A lot of peculiar things happen during wartime. One such story is of a man by the name of Juan Pujol Garcia who wanted so badly to become a British double agent that he faked it. What makes his story so compelling is he was so good at faking his espionage abilities that he became a very real double agent who made a tremendous impact for the Allied side during the D-Day invasion.
The Secret service
Espionage of the British Special Operations Executive (SOE)
On July 19, 1940, the branch of the British military that was devoted to clandestine operations, espionage and sabotage that was necessary to fight the Axis powers in World War II established the British Special Operations Executive or SOE for short. Agents of the SOE were important in executing a wide variety of spy activity against the enemy including destruction of bridges and other important German military infrastructure and directing the destruction of factories and military installations needed to support the war for the Germans.
M I 5 Used Spies to Hunt Down Spies
It is no doubt because of the tremendous popularity of the James Bond stories that “Her Majesties Secret Service” has become well known. Many covert agencies have developed a tremendous legend and mystic including the CIA and the secret service of the United States. Throughout World War II, these exceptional agencies of spies made a big difference in the outcome of the war by working together.
Operation Mincemeat – How a Dead Secret Agent Made the Invasion of Sicily Possible
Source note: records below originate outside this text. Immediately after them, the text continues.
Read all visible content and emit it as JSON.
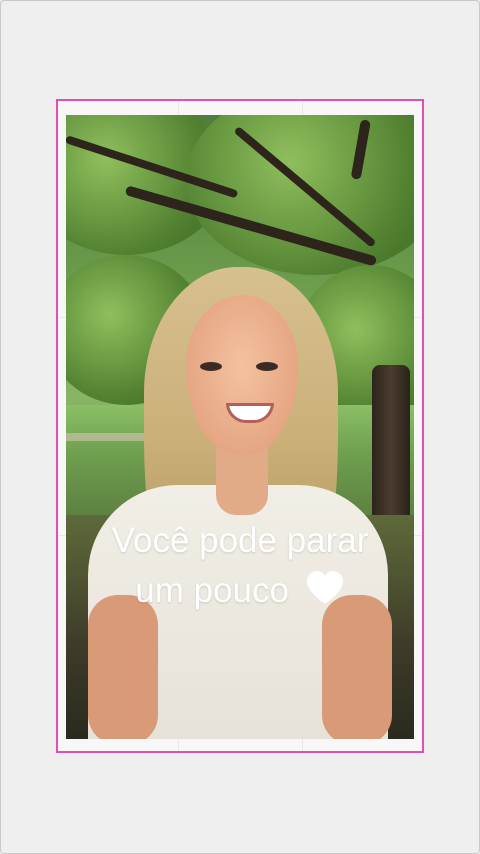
{
  "story": {
    "caption_line1": "Você pode parar",
    "caption_line2": "um pouco",
    "emoji": "heart-icon"
  },
  "colors": {
    "frame_border": "#e24fb4",
    "caption_text": "#ffffff"
  }
}
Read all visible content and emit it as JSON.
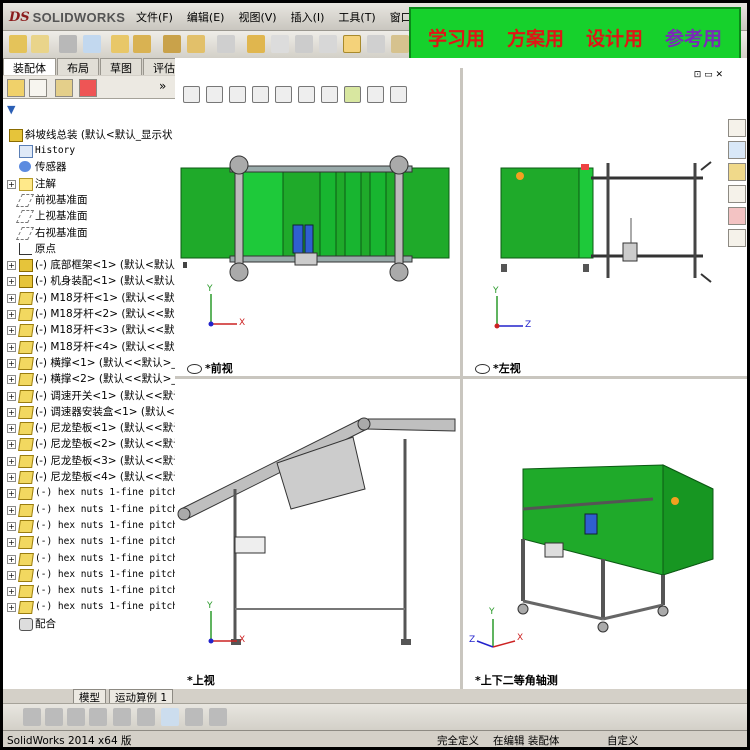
{
  "app": {
    "logo": "SOLIDWORKS",
    "menu": [
      "文件(F)",
      "编辑(E)",
      "视图(V)",
      "插入(I)",
      "工具(T)",
      "窗口(W)"
    ]
  },
  "banner": {
    "items": [
      "学习用",
      "方案用",
      "设计用",
      "参考用"
    ],
    "colors": {
      "background": "#16d12c",
      "text": "#e01515",
      "last": "#7a2ab8"
    }
  },
  "left_tabs": [
    "装配体",
    "布局",
    "草图",
    "评估"
  ],
  "tree": {
    "root": "斜坡线总装 (默认<默认_显示状",
    "items": [
      {
        "label": "History",
        "icon": "history-icon",
        "mono": true
      },
      {
        "label": "传感器",
        "icon": "sensor-icon"
      },
      {
        "label": "注解",
        "icon": "annotation-icon",
        "expand": true
      },
      {
        "label": "前视基准面",
        "icon": "plane-icon"
      },
      {
        "label": "上视基准面",
        "icon": "plane-icon"
      },
      {
        "label": "右视基准面",
        "icon": "plane-icon"
      },
      {
        "label": "原点",
        "icon": "origin-icon"
      },
      {
        "label": "(-) 底部框架<1> (默认<默认",
        "icon": "subassembly-icon",
        "expand": true
      },
      {
        "label": "(-) 机身装配<1> (默认<默认",
        "icon": "subassembly-icon",
        "expand": true
      },
      {
        "label": "(-) M18牙杆<1> (默认<<默认",
        "icon": "part-icon",
        "expand": true
      },
      {
        "label": "(-) M18牙杆<2> (默认<<默认",
        "icon": "part-icon",
        "expand": true
      },
      {
        "label": "(-) M18牙杆<3> (默认<<默认",
        "icon": "part-icon",
        "expand": true
      },
      {
        "label": "(-) M18牙杆<4> (默认<<默认",
        "icon": "part-icon",
        "expand": true
      },
      {
        "label": "(-) 横撑<1> (默认<<默认>_显",
        "icon": "part-icon",
        "expand": true
      },
      {
        "label": "(-) 横撑<2> (默认<<默认>_显",
        "icon": "part-icon",
        "expand": true
      },
      {
        "label": "(-) 调速开关<1> (默认<<默认",
        "icon": "part-icon",
        "expand": true
      },
      {
        "label": "(-) 调速器安装盒<1> (默认<",
        "icon": "part-icon",
        "expand": true
      },
      {
        "label": "(-) 尼龙垫板<1> (默认<<默认",
        "icon": "part-icon",
        "expand": true
      },
      {
        "label": "(-) 尼龙垫板<2> (默认<<默认",
        "icon": "part-icon",
        "expand": true
      },
      {
        "label": "(-) 尼龙垫板<3> (默认<<默认",
        "icon": "part-icon",
        "expand": true
      },
      {
        "label": "(-) 尼龙垫板<4> (默认<<默认",
        "icon": "part-icon",
        "expand": true
      },
      {
        "label": "(-) hex nuts 1-fine pitch",
        "icon": "part-icon",
        "expand": true,
        "mono": true
      },
      {
        "label": "(-) hex nuts 1-fine pitch",
        "icon": "part-icon",
        "expand": true,
        "mono": true
      },
      {
        "label": "(-) hex nuts 1-fine pitch",
        "icon": "part-icon",
        "expand": true,
        "mono": true
      },
      {
        "label": "(-) hex nuts 1-fine pitch",
        "icon": "part-icon",
        "expand": true,
        "mono": true
      },
      {
        "label": "(-) hex nuts 1-fine pitch",
        "icon": "part-icon",
        "expand": true,
        "mono": true
      },
      {
        "label": "(-) hex nuts 1-fine pitch",
        "icon": "part-icon",
        "expand": true,
        "mono": true
      },
      {
        "label": "(-) hex nuts 1-fine pitch",
        "icon": "part-icon",
        "expand": true,
        "mono": true
      },
      {
        "label": "(-) hex nuts 1-fine pitch",
        "icon": "part-icon",
        "expand": true,
        "mono": true
      },
      {
        "label": "配合",
        "icon": "mates-icon"
      }
    ]
  },
  "bottom_tabs": [
    "模型",
    "运动算例 1"
  ],
  "views": {
    "front": "*前视",
    "left": "*左视",
    "top": "*上视",
    "iso": "*上下二等角轴测"
  },
  "axis": {
    "x": "X",
    "y": "Y",
    "z": "Z"
  },
  "status": {
    "version": "SolidWorks 2014 x64 版",
    "defined": "完全定义",
    "editing": "在编辑 装配体",
    "custom": "自定义"
  }
}
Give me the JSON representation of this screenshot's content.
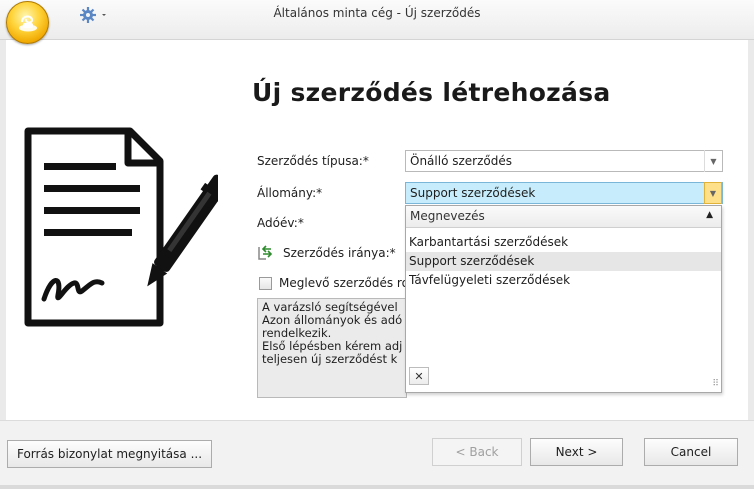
{
  "window": {
    "title": "Általános minta cég - Új szerződés"
  },
  "heading": "Új szerződés létrehozása",
  "form": {
    "contract_type_label": "Szerződés típusa:*",
    "contract_type_value": "Önálló szerződés",
    "stock_label": "Állomány:*",
    "stock_value": "Support szerződések",
    "tax_year_label": "Adóév:*",
    "direction_label": "Szerződés iránya:*",
    "existing_checkbox_label": "Meglevő szerződés ro"
  },
  "info_text": [
    "A varázsló segítségével",
    "Azon állományok és adó",
    "rendelkezik.",
    "Első lépésben kérem adj",
    "teljesen új szerződést k"
  ],
  "dropdown": {
    "header": "Megnevezés",
    "items": [
      "Karbantartási szerződések",
      "Support szerződések",
      "Távfelügyeleti szerződések"
    ],
    "selected": "Support szerződések"
  },
  "buttons": {
    "open_source": "Forrás bizonylat megnyitása ...",
    "back": "< Back",
    "next": "Next >",
    "cancel": "Cancel"
  },
  "colors": {
    "highlight": "#c7edfc",
    "dropdown_button": "#ffe08a",
    "orb": "#ffd43a"
  }
}
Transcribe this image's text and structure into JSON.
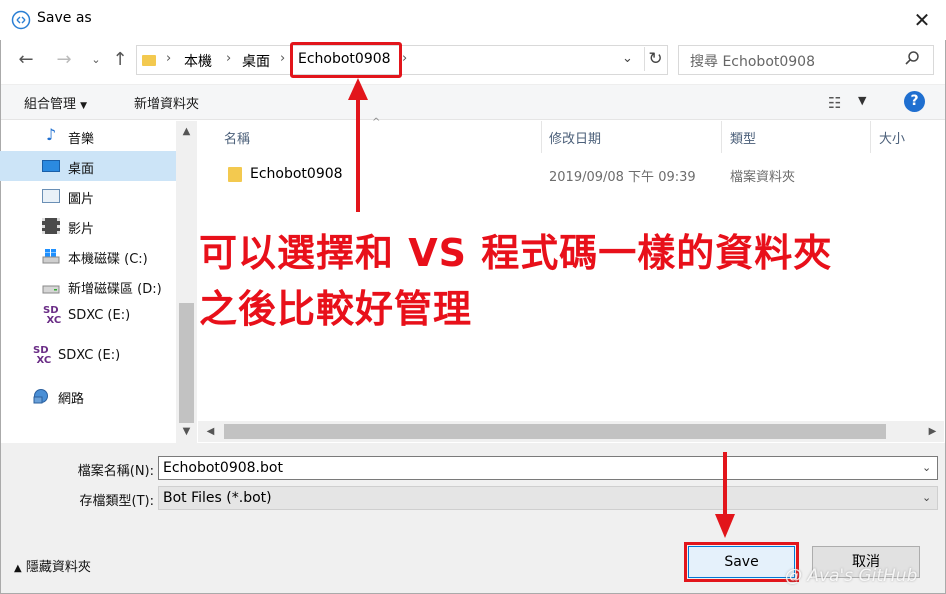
{
  "window": {
    "title": "Save as"
  },
  "address": {
    "crumbs": [
      "本機",
      "桌面",
      "Echobot0908"
    ],
    "search_placeholder": "搜尋 Echobot0908"
  },
  "toolbar": {
    "organize": "組合管理",
    "new_folder": "新增資料夾"
  },
  "sidebar": {
    "items": [
      {
        "label": "音樂",
        "icon": "music-icon"
      },
      {
        "label": "桌面",
        "icon": "desktop-icon"
      },
      {
        "label": "圖片",
        "icon": "pictures-icon"
      },
      {
        "label": "影片",
        "icon": "videos-icon"
      },
      {
        "label": "本機磁碟 (C:)",
        "icon": "windows-drive-icon"
      },
      {
        "label": "新增磁碟區 (D:)",
        "icon": "drive-icon"
      },
      {
        "label": "SDXC (E:)",
        "icon": "sd-card-icon"
      },
      {
        "label": "SDXC (E:)",
        "icon": "sd-card-icon"
      },
      {
        "label": "網路",
        "icon": "network-icon"
      }
    ]
  },
  "columns": [
    "名稱",
    "修改日期",
    "類型",
    "大小"
  ],
  "files": [
    {
      "name": "Echobot0908",
      "date": "2019/09/08 下午 09:39",
      "type": "檔案資料夾"
    }
  ],
  "annotation": {
    "line1": "可以選擇和 VS 程式碼一樣的資料夾",
    "line2": "之後比較好管理"
  },
  "form": {
    "filename_label": "檔案名稱(N):",
    "filename_value": "Echobot0908.bot",
    "filetype_label": "存檔類型(T):",
    "filetype_value": "Bot Files (*.bot)"
  },
  "footer": {
    "hide_folders": "隱藏資料夾",
    "save": "Save",
    "cancel": "取消",
    "watermark": "@ Ava's GitHub"
  },
  "colors": {
    "annotation_red": "#e2151b",
    "selected": "#cce4f7",
    "accent": "#0078d7"
  }
}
Allied intelligence strategists during World War II began to plan the invasion of Europe toward the end of the North Africa campaign. The first strategic initiative of this next big phase of the way was to neutralize the German defenses in the island of Sicily. This was no small task because the island was difficult to approach the Germans were well entrenched on the island so it was well defended by land, sea and air.
Breaking the Enigma Code at Bletchley Park
Of the many top secret operations conducted by secret service agents in World War II, there is no doubt that the breaking of the German Enigma code was the one that gave the Allies the greatest strategic advantage in the war. But the task of finally decoding this highly complex system was not without a lot of effort of the finest minds that could be put against the task. It was a massive operation at times requiring the services of over 500 people all working in absolute secrecy at Bletchley Park in Great Britain.